**WHAT THE TASK ASKS:**
Please repeat the records beneath this task exactly as they appear, but skip the images.

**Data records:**
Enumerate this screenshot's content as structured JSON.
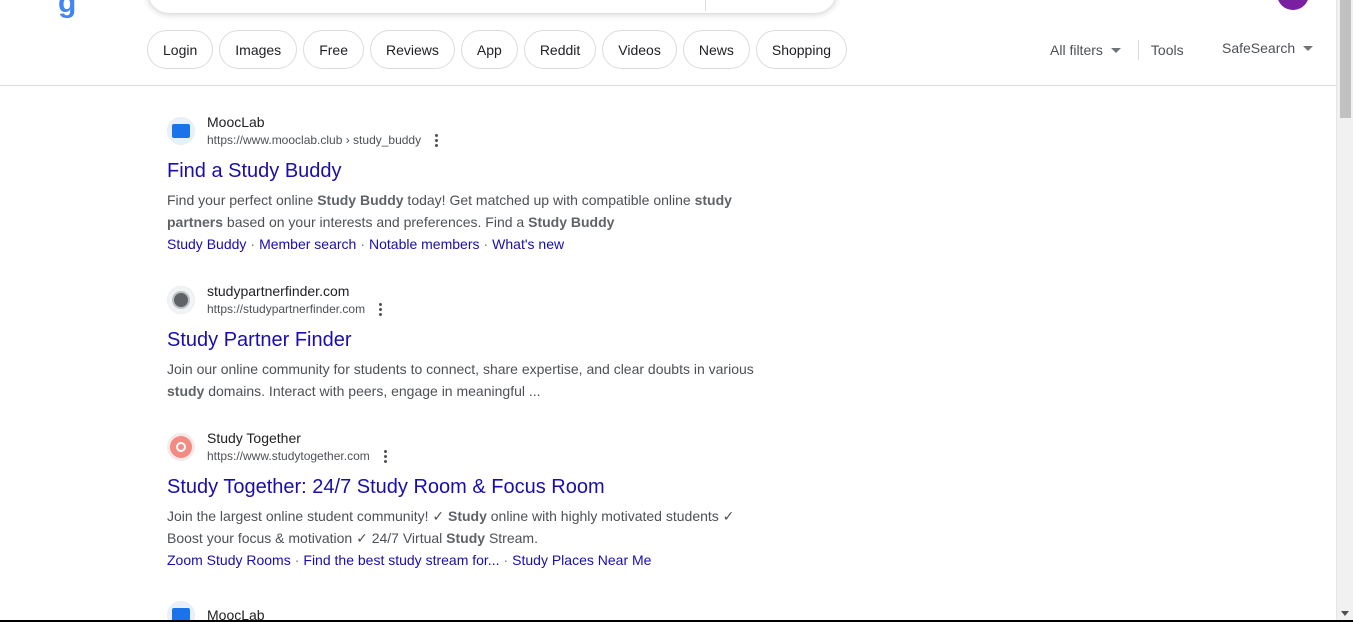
{
  "header": {
    "logo_fragment": "g"
  },
  "chips": [
    "Login",
    "Images",
    "Free",
    "Reviews",
    "App",
    "Reddit",
    "Videos",
    "News",
    "Shopping"
  ],
  "filters": {
    "all_filters": "All filters",
    "tools": "Tools",
    "safesearch": "SafeSearch"
  },
  "colors": {
    "link": "#1a0dab",
    "text": "#202124",
    "snippet": "#4d5156",
    "avatar": "#7b1fa2"
  },
  "results": [
    {
      "site_name": "MoocLab",
      "url": "https://www.mooclab.club › study_buddy",
      "title": "Find a Study Buddy",
      "snippet_html": "Find your perfect online <b>Study Buddy</b> today! Get matched up with compatible online <b>study partners</b> based on your interests and preferences. Find a <b>Study Buddy</b>",
      "sitelinks": [
        "Study Buddy",
        "Member search",
        "Notable members",
        "What's new"
      ],
      "favicon": "mooclab-icon"
    },
    {
      "site_name": "studypartnerfinder.com",
      "url": "https://studypartnerfinder.com",
      "title": "Study Partner Finder",
      "snippet_html": "Join our online community for students to connect, share expertise, and clear doubts in various <b>study</b> domains. Interact with peers, engage in meaningful ...",
      "sitelinks": [],
      "favicon": "studypartnerfinder-icon"
    },
    {
      "site_name": "Study Together",
      "url": "https://www.studytogether.com",
      "title": "Study Together: 24/7 Study Room & Focus Room",
      "snippet_html": "Join the largest online student community! ✓ <b>Study</b> online with highly motivated students ✓ Boost your focus &amp; motivation ✓ 24/7 Virtual <b>Study</b> Stream.",
      "sitelinks": [
        "Zoom Study Rooms",
        "Find the best study stream for...",
        "Study Places Near Me"
      ],
      "favicon": "studytogether-icon"
    },
    {
      "site_name": "MoocLab",
      "url": "",
      "title": "",
      "snippet_html": "",
      "sitelinks": [],
      "favicon": "mooclab-icon"
    }
  ]
}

**REPLY:**
Enumerate this screenshot's content as structured JSON.
{
  "header": {
    "logo_fragment": "g"
  },
  "chips": [
    "Login",
    "Images",
    "Free",
    "Reviews",
    "App",
    "Reddit",
    "Videos",
    "News",
    "Shopping"
  ],
  "filters": {
    "all_filters": "All filters",
    "tools": "Tools",
    "safesearch": "SafeSearch"
  },
  "colors": {
    "link": "#1a0dab",
    "text": "#202124",
    "snippet": "#4d5156",
    "avatar": "#7b1fa2"
  },
  "results": [
    {
      "site_name": "MoocLab",
      "url": "https://www.mooclab.club › study_buddy",
      "title": "Find a Study Buddy",
      "snippet_html": "Find your perfect online <b>Study Buddy</b> today! Get matched up with compatible online <b>study partners</b> based on your interests and preferences. Find a <b>Study Buddy</b>",
      "sitelinks": [
        "Study Buddy",
        "Member search",
        "Notable members",
        "What's new"
      ],
      "favicon": "mooclab-icon"
    },
    {
      "site_name": "studypartnerfinder.com",
      "url": "https://studypartnerfinder.com",
      "title": "Study Partner Finder",
      "snippet_html": "Join our online community for students to connect, share expertise, and clear doubts in various <b>study</b> domains. Interact with peers, engage in meaningful ...",
      "sitelinks": [],
      "favicon": "studypartnerfinder-icon"
    },
    {
      "site_name": "Study Together",
      "url": "https://www.studytogether.com",
      "title": "Study Together: 24/7 Study Room & Focus Room",
      "snippet_html": "Join the largest online student community! ✓ <b>Study</b> online with highly motivated students ✓ Boost your focus &amp; motivation ✓ 24/7 Virtual <b>Study</b> Stream.",
      "sitelinks": [
        "Zoom Study Rooms",
        "Find the best study stream for...",
        "Study Places Near Me"
      ],
      "favicon": "studytogether-icon"
    },
    {
      "site_name": "MoocLab",
      "url": "",
      "title": "",
      "snippet_html": "",
      "sitelinks": [],
      "favicon": "mooclab-icon"
    }
  ]
}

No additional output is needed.